MATERIAL PROVIDED:
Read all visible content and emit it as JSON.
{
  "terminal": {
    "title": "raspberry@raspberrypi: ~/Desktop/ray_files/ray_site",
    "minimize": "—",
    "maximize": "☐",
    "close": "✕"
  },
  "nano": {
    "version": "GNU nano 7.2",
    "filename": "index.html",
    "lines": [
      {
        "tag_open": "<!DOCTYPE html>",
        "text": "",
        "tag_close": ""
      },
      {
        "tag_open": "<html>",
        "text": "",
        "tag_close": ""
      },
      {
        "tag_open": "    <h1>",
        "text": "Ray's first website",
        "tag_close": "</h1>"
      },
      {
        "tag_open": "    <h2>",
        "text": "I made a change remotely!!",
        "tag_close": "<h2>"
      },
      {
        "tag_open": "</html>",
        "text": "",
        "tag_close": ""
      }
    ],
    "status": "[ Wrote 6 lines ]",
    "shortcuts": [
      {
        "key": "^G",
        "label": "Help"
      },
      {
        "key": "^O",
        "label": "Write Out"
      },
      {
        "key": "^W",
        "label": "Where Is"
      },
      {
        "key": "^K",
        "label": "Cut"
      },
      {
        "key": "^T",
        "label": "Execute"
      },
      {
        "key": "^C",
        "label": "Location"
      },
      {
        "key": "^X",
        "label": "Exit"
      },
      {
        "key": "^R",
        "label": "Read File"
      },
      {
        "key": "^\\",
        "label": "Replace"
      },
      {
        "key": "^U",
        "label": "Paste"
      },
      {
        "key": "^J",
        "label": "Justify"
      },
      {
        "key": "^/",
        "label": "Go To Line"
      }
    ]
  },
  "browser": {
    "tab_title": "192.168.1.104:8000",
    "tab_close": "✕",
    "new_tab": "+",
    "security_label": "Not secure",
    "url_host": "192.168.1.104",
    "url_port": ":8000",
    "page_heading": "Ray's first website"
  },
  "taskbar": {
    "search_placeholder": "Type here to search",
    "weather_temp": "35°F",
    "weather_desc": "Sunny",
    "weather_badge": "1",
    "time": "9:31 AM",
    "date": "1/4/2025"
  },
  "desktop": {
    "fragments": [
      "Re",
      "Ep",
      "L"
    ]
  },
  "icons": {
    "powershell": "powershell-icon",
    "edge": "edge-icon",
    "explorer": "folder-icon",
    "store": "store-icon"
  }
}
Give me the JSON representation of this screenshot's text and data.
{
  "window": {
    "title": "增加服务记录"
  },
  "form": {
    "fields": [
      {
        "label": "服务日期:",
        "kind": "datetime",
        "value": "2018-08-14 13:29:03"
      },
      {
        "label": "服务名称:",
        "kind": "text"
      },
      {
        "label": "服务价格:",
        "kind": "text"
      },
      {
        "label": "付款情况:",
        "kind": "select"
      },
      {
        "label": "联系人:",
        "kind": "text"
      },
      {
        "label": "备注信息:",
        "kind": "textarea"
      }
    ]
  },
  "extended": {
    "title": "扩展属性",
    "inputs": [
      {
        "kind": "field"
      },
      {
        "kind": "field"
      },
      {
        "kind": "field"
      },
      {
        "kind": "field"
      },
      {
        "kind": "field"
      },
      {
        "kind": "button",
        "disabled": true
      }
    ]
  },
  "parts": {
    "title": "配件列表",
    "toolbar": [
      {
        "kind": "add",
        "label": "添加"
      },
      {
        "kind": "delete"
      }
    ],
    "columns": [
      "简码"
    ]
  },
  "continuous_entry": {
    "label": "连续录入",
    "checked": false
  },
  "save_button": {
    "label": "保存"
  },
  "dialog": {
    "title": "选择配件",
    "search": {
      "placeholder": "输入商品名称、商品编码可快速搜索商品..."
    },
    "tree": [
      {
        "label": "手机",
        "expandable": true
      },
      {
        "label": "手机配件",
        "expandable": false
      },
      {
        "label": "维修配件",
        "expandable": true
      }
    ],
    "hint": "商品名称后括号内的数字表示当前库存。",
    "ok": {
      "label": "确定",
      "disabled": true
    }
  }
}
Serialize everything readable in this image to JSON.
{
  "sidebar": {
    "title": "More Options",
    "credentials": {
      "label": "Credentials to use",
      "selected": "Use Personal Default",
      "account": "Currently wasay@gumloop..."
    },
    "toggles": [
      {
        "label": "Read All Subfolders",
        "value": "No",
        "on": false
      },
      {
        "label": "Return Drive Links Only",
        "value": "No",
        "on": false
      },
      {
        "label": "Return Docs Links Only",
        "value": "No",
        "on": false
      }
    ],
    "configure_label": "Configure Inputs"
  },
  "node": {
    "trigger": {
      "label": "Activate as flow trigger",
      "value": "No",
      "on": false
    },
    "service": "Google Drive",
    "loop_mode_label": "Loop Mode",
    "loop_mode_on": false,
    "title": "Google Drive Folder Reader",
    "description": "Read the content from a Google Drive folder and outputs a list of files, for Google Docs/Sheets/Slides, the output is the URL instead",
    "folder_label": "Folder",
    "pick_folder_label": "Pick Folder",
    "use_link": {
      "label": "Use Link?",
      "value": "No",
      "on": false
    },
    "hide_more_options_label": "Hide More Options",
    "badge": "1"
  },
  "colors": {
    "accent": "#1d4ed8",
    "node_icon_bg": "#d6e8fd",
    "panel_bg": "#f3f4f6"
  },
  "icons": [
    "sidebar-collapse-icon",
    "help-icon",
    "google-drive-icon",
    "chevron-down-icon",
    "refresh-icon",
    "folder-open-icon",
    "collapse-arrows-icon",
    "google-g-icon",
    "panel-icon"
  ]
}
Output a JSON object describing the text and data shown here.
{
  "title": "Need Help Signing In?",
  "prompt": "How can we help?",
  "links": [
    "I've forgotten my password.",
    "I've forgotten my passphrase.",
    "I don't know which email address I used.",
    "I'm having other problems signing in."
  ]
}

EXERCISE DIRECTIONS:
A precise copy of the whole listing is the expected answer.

RESPONSE FOR THIS EXERCISE:
Read all visible content and emit it as JSON.
{
  "terminal": {
    "title": "raspberry@raspberrypi: ~/Desktop/ray_files/ray_site",
    "minimize": "—",
    "maximize": "☐",
    "close": "✕"
  },
  "nano": {
    "version": "GNU nano 7.2",
    "filename": "index.html",
    "lines": [
      {
        "tag_open": "<!DOCTYPE html>",
        "text": "",
        "tag_close": ""
      },
      {
        "tag_open": "<html>",
        "text": "",
        "tag_close": ""
      },
      {
        "tag_open": "    <h1>",
        "text": "Ray's first website",
        "tag_close": "</h1>"
      },
      {
        "tag_open": "    <h2>",
        "text": "I made a change remotely!!",
        "tag_close": "<h2>"
      },
      {
        "tag_open": "</html>",
        "text": "",
        "tag_close": ""
      }
    ],
    "status": "[ Wrote 6 lines ]",
    "shortcuts": [
      {
        "key": "^G",
        "label": "Help"
      },
      {
        "key": "^O",
        "label": "Write Out"
      },
      {
        "key": "^W",
        "label": "Where Is"
      },
      {
        "key": "^K",
        "label": "Cut"
      },
      {
        "key": "^T",
        "label": "Execute"
      },
      {
        "key": "^C",
        "label": "Location"
      },
      {
        "key": "^X",
        "label": "Exit"
      },
      {
        "key": "^R",
        "label": "Read File"
      },
      {
        "key": "^\\",
        "label": "Replace"
      },
      {
        "key": "^U",
        "label": "Paste"
      },
      {
        "key": "^J",
        "label": "Justify"
      },
      {
        "key": "^/",
        "label": "Go To Line"
      }
    ]
  },
  "browser": {
    "tab_title": "192.168.1.104:8000",
    "tab_close": "✕",
    "new_tab": "+",
    "security_label": "Not secure",
    "url_host": "192.168.1.104",
    "url_port": ":8000",
    "page_heading": "Ray's first website"
  },
  "taskbar": {
    "search_placeholder": "Type here to search",
    "weather_temp": "35°F",
    "weather_desc": "Sunny",
    "weather_badge": "1",
    "time": "9:31 AM",
    "date": "1/4/2025"
  },
  "desktop": {
    "fragments": [
      "Re",
      "Ep",
      "L"
    ]
  },
  "icons": {
    "powershell": "powershell-icon",
    "edge": "edge-icon",
    "explorer": "folder-icon",
    "store": "store-icon"
  }
}
Give me the JSON representation of this screenshot's text and data.
{
  "window": {
    "title": "增加服务记录"
  },
  "form": {
    "fields": [
      {
        "label": "服务日期:",
        "kind": "datetime",
        "value": "2018-08-14 13:29:03"
      },
      {
        "label": "服务名称:",
        "kind": "text"
      },
      {
        "label": "服务价格:",
        "kind": "text"
      },
      {
        "label": "付款情况:",
        "kind": "select"
      },
      {
        "label": "联系人:",
        "kind": "text"
      },
      {
        "label": "备注信息:",
        "kind": "textarea"
      }
    ]
  },
  "extended": {
    "title": "扩展属性",
    "inputs": [
      {
        "kind": "field"
      },
      {
        "kind": "field"
      },
      {
        "kind": "field"
      },
      {
        "kind": "field"
      },
      {
        "kind": "field"
      },
      {
        "kind": "button",
        "disabled": true
      }
    ]
  },
  "parts": {
    "title": "配件列表",
    "toolbar": [
      {
        "kind": "add",
        "label": "添加"
      },
      {
        "kind": "delete"
      }
    ],
    "columns": [
      "简码"
    ]
  },
  "continuous_entry": {
    "label": "连续录入",
    "checked": false
  },
  "save_button": {
    "label": "保存"
  },
  "dialog": {
    "title": "选择配件",
    "search": {
      "placeholder": "输入商品名称、商品编码可快速搜索商品..."
    },
    "tree": [
      {
        "label": "手机",
        "expandable": true
      },
      {
        "label": "手机配件",
        "expandable": false
      },
      {
        "label": "维修配件",
        "expandable": true
      }
    ],
    "hint": "商品名称后括号内的数字表示当前库存。",
    "ok": {
      "label": "确定",
      "disabled": true
    }
  }
}
Serialize everything readable in this image to JSON.
{
  "sidebar": {
    "title": "More Options",
    "credentials": {
      "label": "Credentials to use",
      "selected": "Use Personal Default",
      "account": "Currently wasay@gumloop..."
    },
    "toggles": [
      {
        "label": "Read All Subfolders",
        "value": "No",
        "on": false
      },
      {
        "label": "Return Drive Links Only",
        "value": "No",
        "on": false
      },
      {
        "label": "Return Docs Links Only",
        "value": "No",
        "on": false
      }
    ],
    "configure_label": "Configure Inputs"
  },
  "node": {
    "trigger": {
      "label": "Activate as flow trigger",
      "value": "No",
      "on": false
    },
    "service": "Google Drive",
    "loop_mode_label": "Loop Mode",
    "loop_mode_on": false,
    "title": "Google Drive Folder Reader",
    "description": "Read the content from a Google Drive folder and outputs a list of files, for Google Docs/Sheets/Slides, the output is the URL instead",
    "folder_label": "Folder",
    "pick_folder_label": "Pick Folder",
    "use_link": {
      "label": "Use Link?",
      "value": "No",
      "on": false
    },
    "hide_more_options_label": "Hide More Options",
    "badge": "1"
  },
  "colors": {
    "accent": "#1d4ed8",
    "node_icon_bg": "#d6e8fd",
    "panel_bg": "#f3f4f6"
  },
  "icons": [
    "sidebar-collapse-icon",
    "help-icon",
    "google-drive-icon",
    "chevron-down-icon",
    "refresh-icon",
    "folder-open-icon",
    "collapse-arrows-icon",
    "google-g-icon",
    "panel-icon"
  ]
}
Output a JSON object describing the text and data shown here.
{
  "title": "Need Help Signing In?",
  "prompt": "How can we help?",
  "links": [
    "I've forgotten my password.",
    "I've forgotten my passphrase.",
    "I don't know which email address I used.",
    "I'm having other problems signing in."
  ]
}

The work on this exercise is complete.